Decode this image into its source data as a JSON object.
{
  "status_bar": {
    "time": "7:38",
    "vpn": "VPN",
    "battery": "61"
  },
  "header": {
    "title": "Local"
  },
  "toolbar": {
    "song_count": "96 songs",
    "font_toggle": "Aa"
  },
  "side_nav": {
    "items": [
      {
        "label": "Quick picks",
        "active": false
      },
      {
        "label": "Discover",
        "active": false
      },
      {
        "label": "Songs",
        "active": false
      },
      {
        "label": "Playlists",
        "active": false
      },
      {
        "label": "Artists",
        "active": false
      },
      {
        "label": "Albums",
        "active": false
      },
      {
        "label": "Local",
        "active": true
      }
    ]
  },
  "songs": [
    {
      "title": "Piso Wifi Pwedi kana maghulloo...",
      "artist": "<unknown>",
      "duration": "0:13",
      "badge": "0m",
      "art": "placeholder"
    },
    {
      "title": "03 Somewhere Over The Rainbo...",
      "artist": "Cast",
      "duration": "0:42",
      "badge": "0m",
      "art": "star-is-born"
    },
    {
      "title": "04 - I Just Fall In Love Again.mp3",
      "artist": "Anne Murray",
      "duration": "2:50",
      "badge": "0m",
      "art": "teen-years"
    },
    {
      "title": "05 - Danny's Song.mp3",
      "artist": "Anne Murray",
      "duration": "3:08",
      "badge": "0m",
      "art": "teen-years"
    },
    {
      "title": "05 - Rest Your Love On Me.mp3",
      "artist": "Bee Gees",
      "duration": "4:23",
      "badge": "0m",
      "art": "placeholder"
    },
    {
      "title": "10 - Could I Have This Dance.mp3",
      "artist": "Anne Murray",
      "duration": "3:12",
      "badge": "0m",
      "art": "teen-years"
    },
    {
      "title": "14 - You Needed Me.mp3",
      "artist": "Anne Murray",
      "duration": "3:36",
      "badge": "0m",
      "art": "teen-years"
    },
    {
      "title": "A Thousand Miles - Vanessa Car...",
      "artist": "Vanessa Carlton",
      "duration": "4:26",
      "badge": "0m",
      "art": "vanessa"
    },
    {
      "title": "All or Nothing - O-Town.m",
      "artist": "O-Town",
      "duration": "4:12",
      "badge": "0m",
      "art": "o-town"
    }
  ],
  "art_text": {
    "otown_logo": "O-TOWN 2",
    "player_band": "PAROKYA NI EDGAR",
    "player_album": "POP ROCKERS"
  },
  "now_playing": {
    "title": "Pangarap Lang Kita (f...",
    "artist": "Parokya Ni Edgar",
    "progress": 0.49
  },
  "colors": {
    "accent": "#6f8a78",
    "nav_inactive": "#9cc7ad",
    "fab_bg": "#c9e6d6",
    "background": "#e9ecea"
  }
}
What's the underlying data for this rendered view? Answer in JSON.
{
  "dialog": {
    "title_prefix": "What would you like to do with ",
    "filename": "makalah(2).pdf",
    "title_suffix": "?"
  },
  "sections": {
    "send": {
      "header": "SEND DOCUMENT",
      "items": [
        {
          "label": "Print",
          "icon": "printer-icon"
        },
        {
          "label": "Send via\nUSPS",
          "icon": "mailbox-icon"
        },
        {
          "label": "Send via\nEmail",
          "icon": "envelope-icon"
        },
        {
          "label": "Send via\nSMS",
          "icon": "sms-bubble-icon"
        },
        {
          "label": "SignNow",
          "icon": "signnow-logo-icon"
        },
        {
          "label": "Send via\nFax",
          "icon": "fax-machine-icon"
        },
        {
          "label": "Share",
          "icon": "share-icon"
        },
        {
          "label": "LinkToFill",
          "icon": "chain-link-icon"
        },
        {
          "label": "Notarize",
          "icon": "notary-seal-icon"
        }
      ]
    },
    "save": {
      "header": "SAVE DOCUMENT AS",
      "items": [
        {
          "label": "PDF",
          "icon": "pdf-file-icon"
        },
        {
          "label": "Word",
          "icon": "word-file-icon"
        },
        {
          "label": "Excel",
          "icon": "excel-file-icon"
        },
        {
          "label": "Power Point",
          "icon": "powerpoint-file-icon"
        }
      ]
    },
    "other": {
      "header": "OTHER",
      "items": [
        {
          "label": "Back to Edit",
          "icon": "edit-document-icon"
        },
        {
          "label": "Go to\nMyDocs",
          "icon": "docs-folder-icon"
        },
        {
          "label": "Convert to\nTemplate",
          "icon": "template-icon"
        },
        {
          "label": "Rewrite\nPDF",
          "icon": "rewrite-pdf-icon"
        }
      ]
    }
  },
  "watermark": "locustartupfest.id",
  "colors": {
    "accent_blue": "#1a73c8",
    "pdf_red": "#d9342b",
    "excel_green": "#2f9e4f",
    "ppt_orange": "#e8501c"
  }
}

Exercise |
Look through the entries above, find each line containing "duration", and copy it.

Task solution |
      "duration": "0:13",
      "duration": "0:42",
      "duration": "2:50",
      "duration": "3:08",
      "duration": "4:23",
      "duration": "3:12",
      "duration": "3:36",
      "duration": "4:26",
      "duration": "4:12",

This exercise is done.